For the second consecutive year Dalhousie University hosted a local edition of the self-titled “world’s largest game creation event.”
Participants with varying levels of experience had 48 hours to create a video game with the theme of “Make Me Laugh.”
Gabriel Savard participated in his second consecutive Halifax event this year and told The Signal it helped determine his career plan.
“Last year I was in my first year of computer science, so I wasn’t sure what I wanted to do yet,” Savard said. “Testing at Game Jam made me realize video game development is what I want to do.”
This year Savard and his team, called Team Team Name, created Traverse the Clownverse in which the player is a clown that tries to make a crowd laugh. As the player moves through levels it becomes increasingly harder to draw the chuckles.
At this year’s event Savard’s plan for the weekend was to add a new game to his portfolio and to simply enjoy a weekend surrounded by others who are passionate about developing video games.

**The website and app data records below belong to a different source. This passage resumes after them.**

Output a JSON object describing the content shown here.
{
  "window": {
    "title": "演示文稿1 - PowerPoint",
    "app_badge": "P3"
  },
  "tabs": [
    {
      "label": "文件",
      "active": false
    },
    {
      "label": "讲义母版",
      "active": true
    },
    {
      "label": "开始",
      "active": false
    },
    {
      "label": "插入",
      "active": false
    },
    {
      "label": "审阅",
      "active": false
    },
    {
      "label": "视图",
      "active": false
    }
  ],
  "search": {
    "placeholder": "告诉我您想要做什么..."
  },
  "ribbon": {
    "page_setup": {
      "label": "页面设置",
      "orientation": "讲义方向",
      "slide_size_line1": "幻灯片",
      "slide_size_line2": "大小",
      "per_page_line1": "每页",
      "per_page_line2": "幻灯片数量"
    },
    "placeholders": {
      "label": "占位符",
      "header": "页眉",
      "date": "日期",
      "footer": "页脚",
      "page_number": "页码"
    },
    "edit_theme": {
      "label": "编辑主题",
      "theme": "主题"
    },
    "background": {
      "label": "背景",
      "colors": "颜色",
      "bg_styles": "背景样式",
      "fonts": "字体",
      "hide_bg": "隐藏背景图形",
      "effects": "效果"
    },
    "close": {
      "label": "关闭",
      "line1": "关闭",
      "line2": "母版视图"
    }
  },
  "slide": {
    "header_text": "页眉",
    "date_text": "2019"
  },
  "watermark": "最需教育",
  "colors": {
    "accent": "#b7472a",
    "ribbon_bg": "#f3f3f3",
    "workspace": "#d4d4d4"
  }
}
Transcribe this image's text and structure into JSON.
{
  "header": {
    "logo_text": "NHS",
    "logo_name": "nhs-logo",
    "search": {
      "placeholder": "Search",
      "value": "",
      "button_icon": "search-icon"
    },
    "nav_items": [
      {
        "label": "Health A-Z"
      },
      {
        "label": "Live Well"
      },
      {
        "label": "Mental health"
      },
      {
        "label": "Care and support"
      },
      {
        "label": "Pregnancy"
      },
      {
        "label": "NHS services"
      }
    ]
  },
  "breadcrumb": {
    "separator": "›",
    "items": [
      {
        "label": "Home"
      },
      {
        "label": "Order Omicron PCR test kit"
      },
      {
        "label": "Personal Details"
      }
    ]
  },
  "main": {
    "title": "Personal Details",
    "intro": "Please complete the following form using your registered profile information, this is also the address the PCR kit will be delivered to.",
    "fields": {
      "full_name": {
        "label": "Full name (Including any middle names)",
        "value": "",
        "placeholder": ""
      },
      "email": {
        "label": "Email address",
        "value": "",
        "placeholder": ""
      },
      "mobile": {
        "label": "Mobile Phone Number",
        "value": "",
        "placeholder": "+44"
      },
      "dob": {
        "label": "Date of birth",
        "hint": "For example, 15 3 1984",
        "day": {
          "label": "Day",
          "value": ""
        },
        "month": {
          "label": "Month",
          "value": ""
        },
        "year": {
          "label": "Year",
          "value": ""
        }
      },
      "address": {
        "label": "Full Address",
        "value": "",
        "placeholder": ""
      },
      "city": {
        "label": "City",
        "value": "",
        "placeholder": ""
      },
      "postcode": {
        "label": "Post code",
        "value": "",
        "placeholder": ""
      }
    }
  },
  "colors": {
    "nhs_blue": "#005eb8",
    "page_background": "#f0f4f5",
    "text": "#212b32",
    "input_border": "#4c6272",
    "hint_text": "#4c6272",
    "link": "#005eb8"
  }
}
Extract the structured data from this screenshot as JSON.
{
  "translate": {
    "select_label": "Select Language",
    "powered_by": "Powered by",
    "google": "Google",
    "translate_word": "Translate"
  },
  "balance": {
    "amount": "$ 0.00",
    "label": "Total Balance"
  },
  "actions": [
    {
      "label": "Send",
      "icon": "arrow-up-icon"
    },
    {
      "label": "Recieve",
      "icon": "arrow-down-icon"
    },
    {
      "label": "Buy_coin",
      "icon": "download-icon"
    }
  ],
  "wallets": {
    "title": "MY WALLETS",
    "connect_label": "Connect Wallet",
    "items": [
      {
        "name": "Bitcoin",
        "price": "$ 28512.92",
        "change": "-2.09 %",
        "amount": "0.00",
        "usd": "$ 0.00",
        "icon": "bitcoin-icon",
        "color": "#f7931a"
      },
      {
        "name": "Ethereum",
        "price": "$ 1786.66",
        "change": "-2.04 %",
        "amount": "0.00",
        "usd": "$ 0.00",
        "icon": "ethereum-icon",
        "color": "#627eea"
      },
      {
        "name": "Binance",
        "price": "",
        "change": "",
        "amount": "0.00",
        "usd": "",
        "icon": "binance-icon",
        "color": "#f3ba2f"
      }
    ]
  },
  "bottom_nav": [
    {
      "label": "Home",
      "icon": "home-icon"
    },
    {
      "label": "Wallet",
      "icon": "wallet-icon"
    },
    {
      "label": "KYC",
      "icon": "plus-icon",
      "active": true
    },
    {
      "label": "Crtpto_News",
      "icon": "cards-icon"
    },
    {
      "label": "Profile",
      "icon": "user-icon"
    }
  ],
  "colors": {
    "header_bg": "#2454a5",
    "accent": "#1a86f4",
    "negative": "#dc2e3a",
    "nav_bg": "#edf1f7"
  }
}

“Just seeing all these people in this community is amazing, that you don’t see all the time.”
At first Owen Stuttard and a group of fellow Dal engineering alumni had no idea how to create a video game. However, by the end of the weekend, his team had birthed Foot Fighters, a multiplayer arena game in which feet shoot feathers at each other until one of the feet dies.
“Obviously there are a few things that aren’t perfect in it,” said Stuttard, whose team shares the same name as their game. “But coming out we were like, this is an actual game that is fun to play, which is wild to come from nothing.”
Novice programmers are bound to make mistakes but Stuttard’s group found a way to capitalize on their blunders.
When they created Foot Fighters they made a mistake while programming a button on an XBox remote. The error made the foot shoot swiftly to the other side of the arena. The group integrated the glitch into the final version because they liked how goofy it looked.
Stuttard said he and his team felt the pressure of the 48-hour cutoff point, but as engineering graduates tight deadlines are nothing new and Stuttard wasn’t complaining.
“This is great, this is awesome,” he said.
Brave new things
California-based Global Game Jam said it hosted events in 800 locations, across 108 countries, in 2023. The U.S. nonprofit reported that 40,000 participants created 7,600 games worldwide.
Dalhousie computer science professor Rina Wehbe is an organizer of the Halifax challenge and said this year’s event was one of the biggest in Canada, with participants designing over 40 games. She added she was happy to see people who were brave enough to learn new things.
“You don’t have to be a game designer, you don’t have to do something you’re really good at,” Wehbe said. “In fact, I suggest you do something you’ve not done before or you’re not really good at so you learn a new skill.”